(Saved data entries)
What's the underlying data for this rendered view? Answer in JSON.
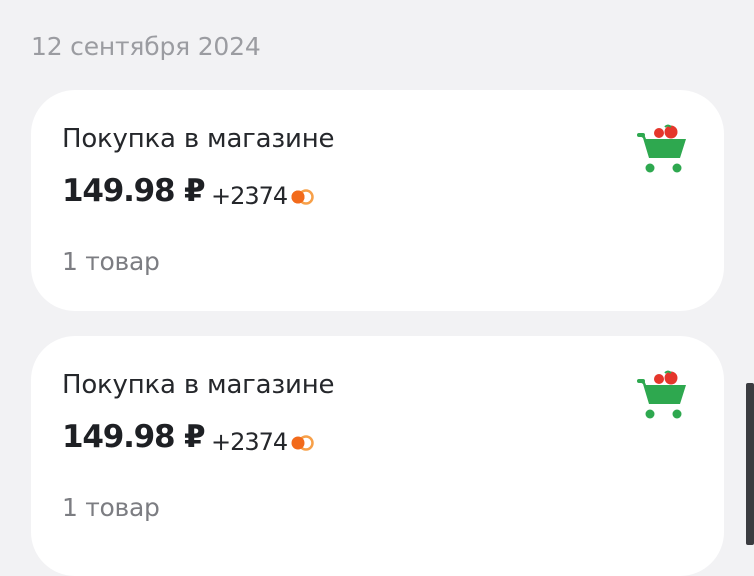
{
  "date_header": "12 сентября 2024",
  "purchases": [
    {
      "title": "Покупка в магазине",
      "amount": "149.98 ₽",
      "bonus": "+2374",
      "items": "1 товар",
      "icon": "shopping-cart-icon"
    },
    {
      "title": "Покупка в магазине",
      "amount": "149.98 ₽",
      "bonus": "+2374",
      "items": "1 товар",
      "icon": "shopping-cart-icon"
    }
  ],
  "colors": {
    "cart_green": "#2ea84f",
    "cart_produce_red": "#e5362b",
    "bonus_orange": "#f26a1b",
    "background": "#f2f2f4"
  }
}
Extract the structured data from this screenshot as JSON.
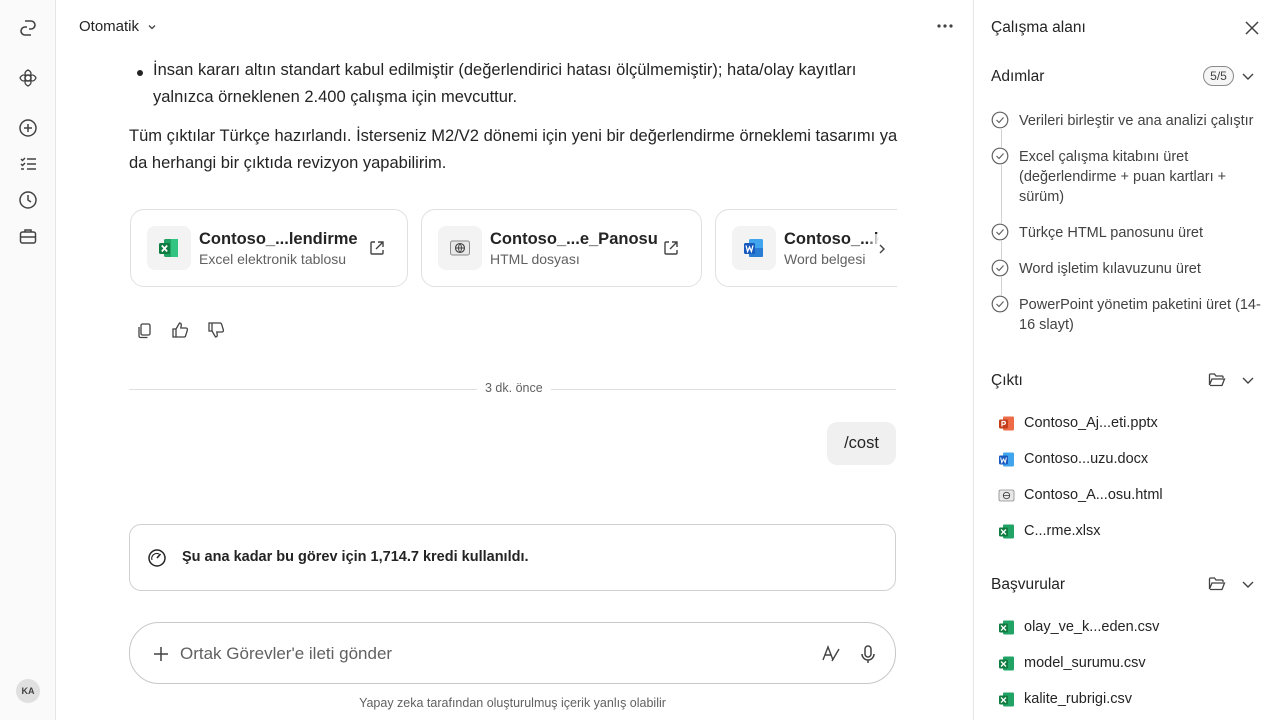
{
  "rail": {
    "avatar_initials": "KA"
  },
  "header": {
    "mode_label": "Otomatik"
  },
  "message": {
    "bullet_text": "İnsan kararı altın standart kabul edilmiştir (değerlendirici hatası ölçülmemiştir); hata/olay kayıtları yalnızca örneklenen 2.400 çalışma için mevcuttur.",
    "summary_text": "Tüm çıktılar Türkçe hazırlandı. İsterseniz M2/V2 dönemi için yeni bir değerlendirme örneklemi tasarımı ya da herhangi bir çıktıda revizyon yapabilirim."
  },
  "cards": [
    {
      "title": "Contoso_...lendirme",
      "subtitle": "Excel elektronik tablosu",
      "icon": "excel-icon"
    },
    {
      "title": "Contoso_...e_Panosu",
      "subtitle": "HTML dosyası",
      "icon": "html-globe-icon"
    },
    {
      "title": "Contoso_...k",
      "subtitle": "Word belgesi",
      "icon": "word-icon"
    }
  ],
  "divider_time": "3 dk. önce",
  "user_message": "/cost",
  "cost_text": "Şu ana kadar bu görev için 1,714.7 kredi kullanıldı.",
  "composer": {
    "placeholder": "Ortak Görevler'e ileti gönder"
  },
  "disclaimer": "Yapay zeka tarafından oluşturulmuş içerik yanlış olabilir",
  "panel": {
    "title": "Çalışma alanı",
    "steps_heading": "Adımlar",
    "steps_badge": "5/5",
    "steps": [
      "Verileri birleştir ve ana analizi çalıştır",
      "Excel çalışma kitabını üret (değerlendirme + puan kartları + sürüm)",
      "Türkçe HTML panosunu üret",
      "Word işletim kılavuzunu üret",
      "PowerPoint yönetim paketini üret (14-16 slayt)"
    ],
    "output_heading": "Çıktı",
    "outputs": [
      {
        "name": "Contoso_Aj...eti.pptx",
        "type": "pptx"
      },
      {
        "name": "Contoso...uzu.docx",
        "type": "docx"
      },
      {
        "name": "Contoso_A...osu.html",
        "type": "html"
      },
      {
        "name": "C...rme.xlsx",
        "type": "xlsx"
      }
    ],
    "refs_heading": "Başvurular",
    "references": [
      {
        "name": "olay_ve_k...eden.csv",
        "type": "csv"
      },
      {
        "name": "model_surumu.csv",
        "type": "csv"
      },
      {
        "name": "kalite_rubrigi.csv",
        "type": "csv"
      }
    ]
  },
  "colors": {
    "excel": "#107c41",
    "word": "#185abd",
    "powerpoint": "#c43e1c",
    "text": "#242424",
    "muted": "#616161"
  }
}
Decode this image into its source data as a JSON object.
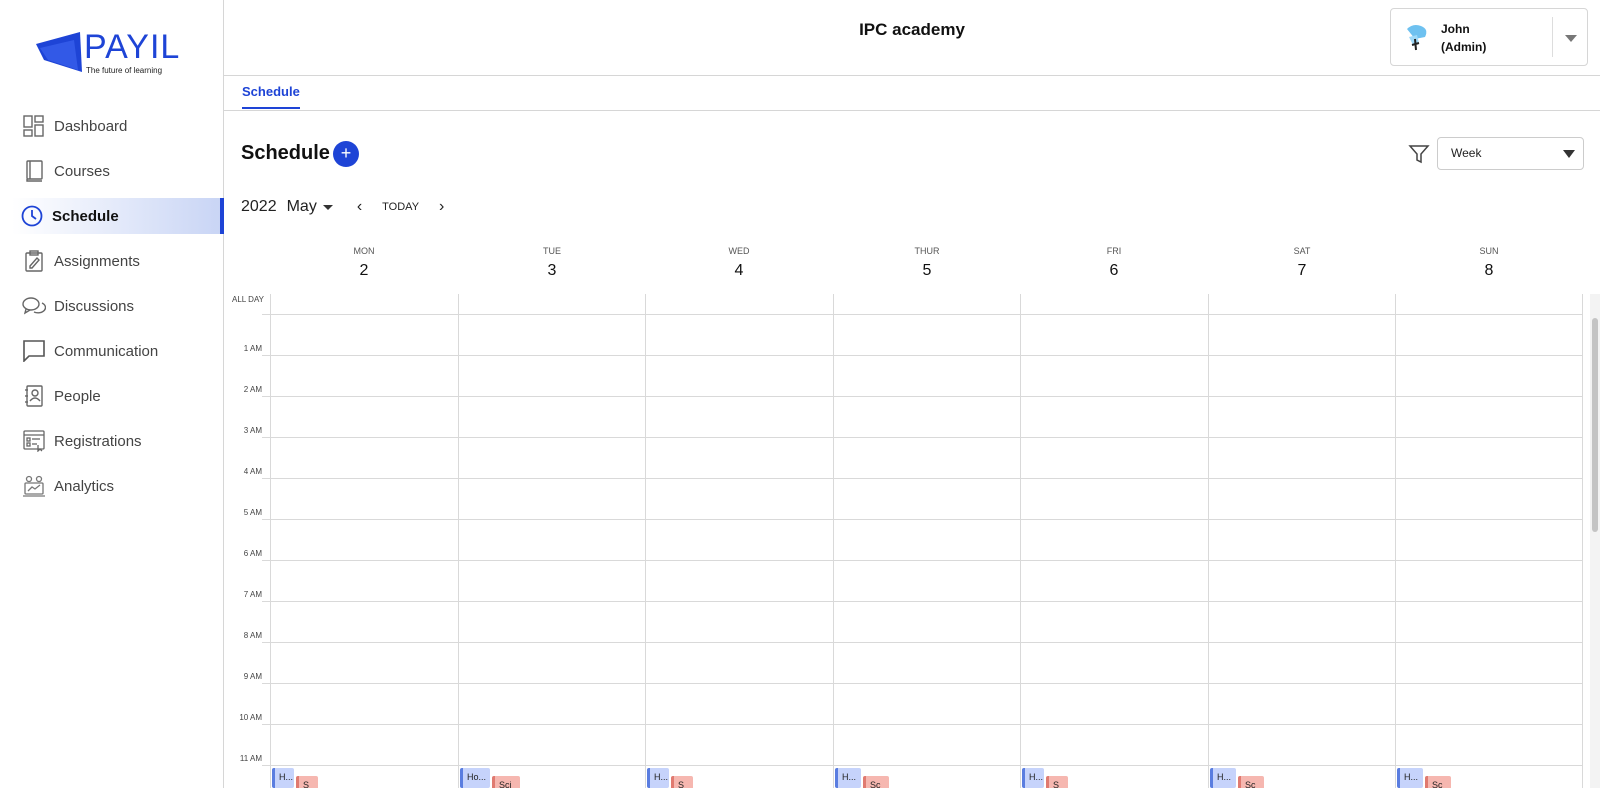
{
  "app": {
    "logo_text": "PAYIL",
    "tagline": "The future of learning"
  },
  "sidebar": {
    "items": [
      {
        "label": "Dashboard",
        "icon": "dashboard-icon"
      },
      {
        "label": "Courses",
        "icon": "book-icon"
      },
      {
        "label": "Schedule",
        "icon": "clock-icon",
        "active": true
      },
      {
        "label": "Assignments",
        "icon": "clipboard-icon"
      },
      {
        "label": "Discussions",
        "icon": "chat-bubbles-icon"
      },
      {
        "label": "Communication",
        "icon": "message-icon"
      },
      {
        "label": "People",
        "icon": "contacts-icon"
      },
      {
        "label": "Registrations",
        "icon": "registration-form-icon"
      },
      {
        "label": "Analytics",
        "icon": "analytics-icon"
      }
    ]
  },
  "header": {
    "org_name": "IPC academy",
    "user_name": "John",
    "user_role": "(Admin)"
  },
  "tabs": [
    {
      "label": "Schedule",
      "active": true
    }
  ],
  "schedule": {
    "title": "Schedule",
    "add_symbol": "+",
    "view_option": "Week",
    "year": "2022",
    "month": "May",
    "today_label": "TODAY",
    "prev_symbol": "‹",
    "next_symbol": "›"
  },
  "calendar": {
    "days": [
      {
        "dow": "MON",
        "num": "2"
      },
      {
        "dow": "TUE",
        "num": "3"
      },
      {
        "dow": "WED",
        "num": "4"
      },
      {
        "dow": "THUR",
        "num": "5"
      },
      {
        "dow": "FRI",
        "num": "6"
      },
      {
        "dow": "SAT",
        "num": "7"
      },
      {
        "dow": "SUN",
        "num": "8"
      }
    ],
    "all_day_label": "ALL DAY",
    "hours": [
      "1 AM",
      "2 AM",
      "3 AM",
      "4 AM",
      "5 AM",
      "6 AM",
      "7 AM",
      "8 AM",
      "9 AM",
      "10 AM",
      "11 AM"
    ],
    "events": [
      {
        "blue": "H...",
        "red": "S"
      },
      {
        "blue": "Ho...",
        "red": "Sci"
      },
      {
        "blue": "H...",
        "red": "S"
      },
      {
        "blue": "H...",
        "red": "Sc"
      },
      {
        "blue": "H...",
        "red": "S"
      },
      {
        "blue": "H...",
        "red": "Sc"
      },
      {
        "blue": "H...",
        "red": "Sc"
      }
    ],
    "colors": {
      "event_blue": "#c6d3fb",
      "event_red": "#f6b7b0",
      "accent": "#1e44d6"
    }
  }
}
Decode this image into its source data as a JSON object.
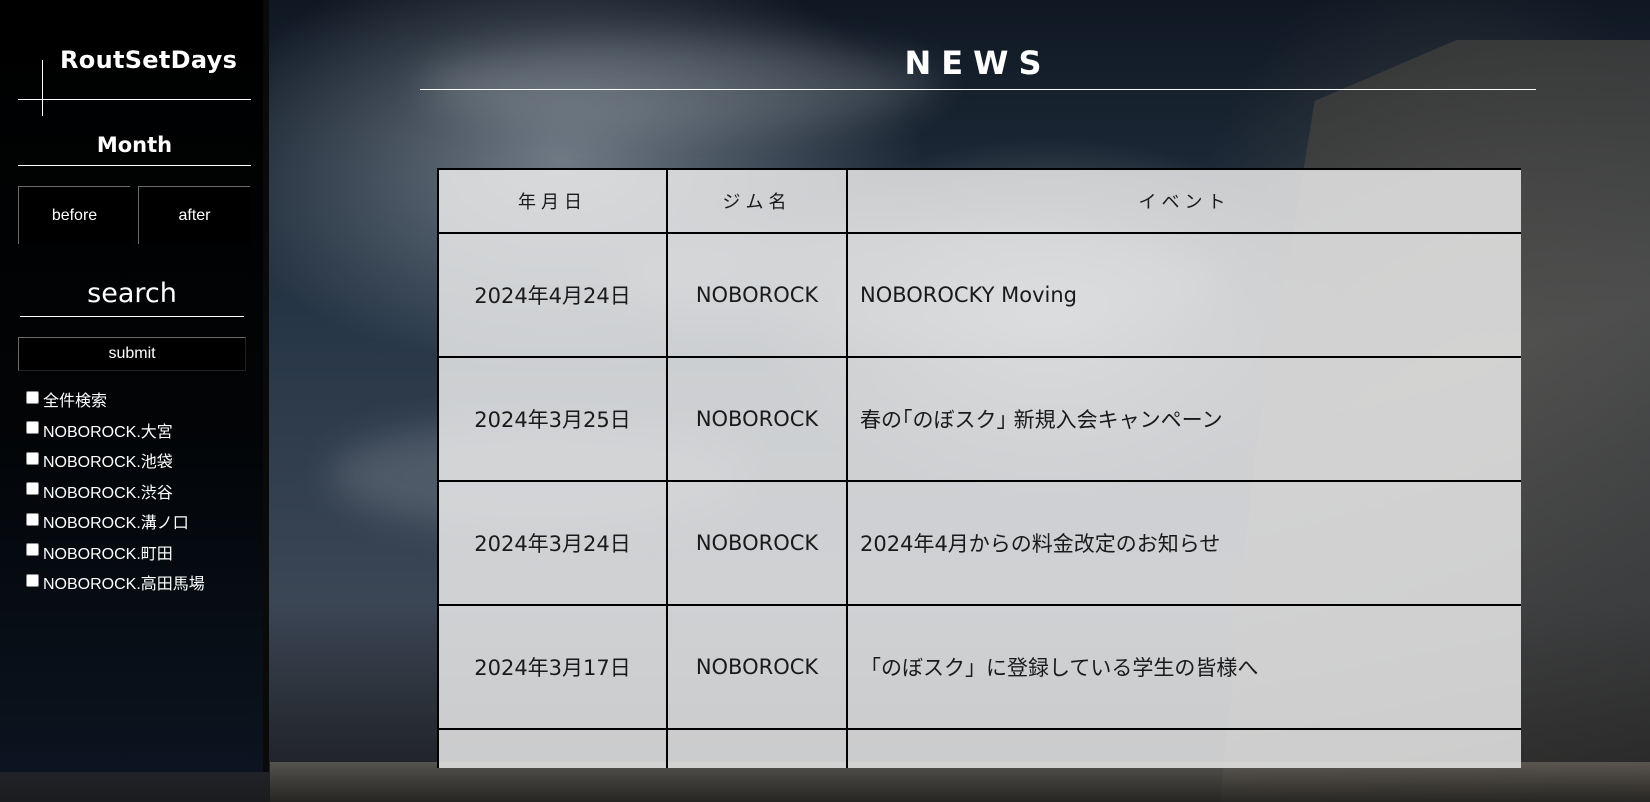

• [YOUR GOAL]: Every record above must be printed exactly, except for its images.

• [YOUR SOLUTION]:
What's the underlying data for this rendered view? Answer in JSON.
{
  "date_header": "12 сентября 2024",
  "purchases": [
    {
      "title": "Покупка в магазине",
      "amount": "149.98 ₽",
      "bonus": "+2374",
      "items": "1 товар",
      "icon": "shopping-cart-icon"
    },
    {
      "title": "Покупка в магазине",
      "amount": "149.98 ₽",
      "bonus": "+2374",
      "items": "1 товар",
      "icon": "shopping-cart-icon"
    }
  ],
  "colors": {
    "cart_green": "#2ea84f",
    "cart_produce_red": "#e5362b",
    "bonus_orange": "#f26a1b",
    "background": "#f2f2f4"
  }
}
Extract the structured data from this screenshot as JSON.
{
  "rail": {
    "avatar_initials": "KA"
  },
  "header": {
    "mode_label": "Otomatik"
  },
  "message": {
    "bullet_text": "İnsan kararı altın standart kabul edilmiştir (değerlendirici hatası ölçülmemiştir); hata/olay kayıtları yalnızca örneklenen 2.400 çalışma için mevcuttur.",
    "summary_text": "Tüm çıktılar Türkçe hazırlandı. İsterseniz M2/V2 dönemi için yeni bir değerlendirme örneklemi tasarımı ya da herhangi bir çıktıda revizyon yapabilirim."
  },
  "cards": [
    {
      "title": "Contoso_...lendirme",
      "subtitle": "Excel elektronik tablosu",
      "icon": "excel-icon"
    },
    {
      "title": "Contoso_...e_Panosu",
      "subtitle": "HTML dosyası",
      "icon": "html-globe-icon"
    },
    {
      "title": "Contoso_...k",
      "subtitle": "Word belgesi",
      "icon": "word-icon"
    }
  ],
  "divider_time": "3 dk. önce",
  "user_message": "/cost",
  "cost_text": "Şu ana kadar bu görev için 1,714.7 kredi kullanıldı.",
  "composer": {
    "placeholder": "Ortak Görevler'e ileti gönder"
  },
  "disclaimer": "Yapay zeka tarafından oluşturulmuş içerik yanlış olabilir",
  "panel": {
    "title": "Çalışma alanı",
    "steps_heading": "Adımlar",
    "steps_badge": "5/5",
    "steps": [
      "Verileri birleştir ve ana analizi çalıştır",
      "Excel çalışma kitabını üret (değerlendirme + puan kartları + sürüm)",
      "Türkçe HTML panosunu üret",
      "Word işletim kılavuzunu üret",
      "PowerPoint yönetim paketini üret (14-16 slayt)"
    ],
    "output_heading": "Çıktı",
    "outputs": [
      {
        "name": "Contoso_Aj...eti.pptx",
        "type": "pptx"
      },
      {
        "name": "Contoso...uzu.docx",
        "type": "docx"
      },
      {
        "name": "Contoso_A...osu.html",
        "type": "html"
      },
      {
        "name": "C...rme.xlsx",
        "type": "xlsx"
      }
    ],
    "refs_heading": "Başvurular",
    "references": [
      {
        "name": "olay_ve_k...eden.csv",
        "type": "csv"
      },
      {
        "name": "model_surumu.csv",
        "type": "csv"
      },
      {
        "name": "kalite_rubrigi.csv",
        "type": "csv"
      }
    ]
  },
  "colors": {
    "excel": "#107c41",
    "word": "#185abd",
    "powerpoint": "#c43e1c",
    "text": "#242424",
    "muted": "#616161"
  }
}
Decode this image into its source data as a JSON object.
{
  "app": {
    "logo_text": "PAYIL",
    "tagline": "The future of learning"
  },
  "sidebar": {
    "items": [
      {
        "label": "Dashboard",
        "icon": "dashboard-icon"
      },
      {
        "label": "Courses",
        "icon": "book-icon"
      },
      {
        "label": "Schedule",
        "icon": "clock-icon",
        "active": true
      },
      {
        "label": "Assignments",
        "icon": "clipboard-icon"
      },
      {
        "label": "Discussions",
        "icon": "chat-bubbles-icon"
      },
      {
        "label": "Communication",
        "icon": "message-icon"
      },
      {
        "label": "People",
        "icon": "contacts-icon"
      },
      {
        "label": "Registrations",
        "icon": "registration-form-icon"
      },
      {
        "label": "Analytics",
        "icon": "analytics-icon"
      }
    ]
  },
  "header": {
    "org_name": "IPC academy",
    "user_name": "John",
    "user_role": "(Admin)"
  },
  "tabs": [
    {
      "label": "Schedule",
      "active": true
    }
  ],
  "schedule": {
    "title": "Schedule",
    "add_symbol": "+",
    "view_option": "Week",
    "year": "2022",
    "month": "May",
    "today_label": "TODAY",
    "prev_symbol": "‹",
    "next_symbol": "›"
  },
  "calendar": {
    "days": [
      {
        "dow": "MON",
        "num": "2"
      },
      {
        "dow": "TUE",
        "num": "3"
      },
      {
        "dow": "WED",
        "num": "4"
      },
      {
        "dow": "THUR",
        "num": "5"
      },
      {
        "dow": "FRI",
        "num": "6"
      },
      {
        "dow": "SAT",
        "num": "7"
      },
      {
        "dow": "SUN",
        "num": "8"
      }
    ],
    "all_day_label": "ALL DAY",
    "hours": [
      "1 AM",
      "2 AM",
      "3 AM",
      "4 AM",
      "5 AM",
      "6 AM",
      "7 AM",
      "8 AM",
      "9 AM",
      "10 AM",
      "11 AM"
    ],
    "events": [
      {
        "blue": "H...",
        "red": "S"
      },
      {
        "blue": "Ho...",
        "red": "Sci"
      },
      {
        "blue": "H...",
        "red": "S"
      },
      {
        "blue": "H...",
        "red": "Sc"
      },
      {
        "blue": "H...",
        "red": "S"
      },
      {
        "blue": "H...",
        "red": "Sc"
      },
      {
        "blue": "H...",
        "red": "Sc"
      }
    ],
    "colors": {
      "event_blue": "#c6d3fb",
      "event_red": "#f6b7b0",
      "accent": "#1e44d6"
    }
  }
}
Decode this image into its source data as a JSON object.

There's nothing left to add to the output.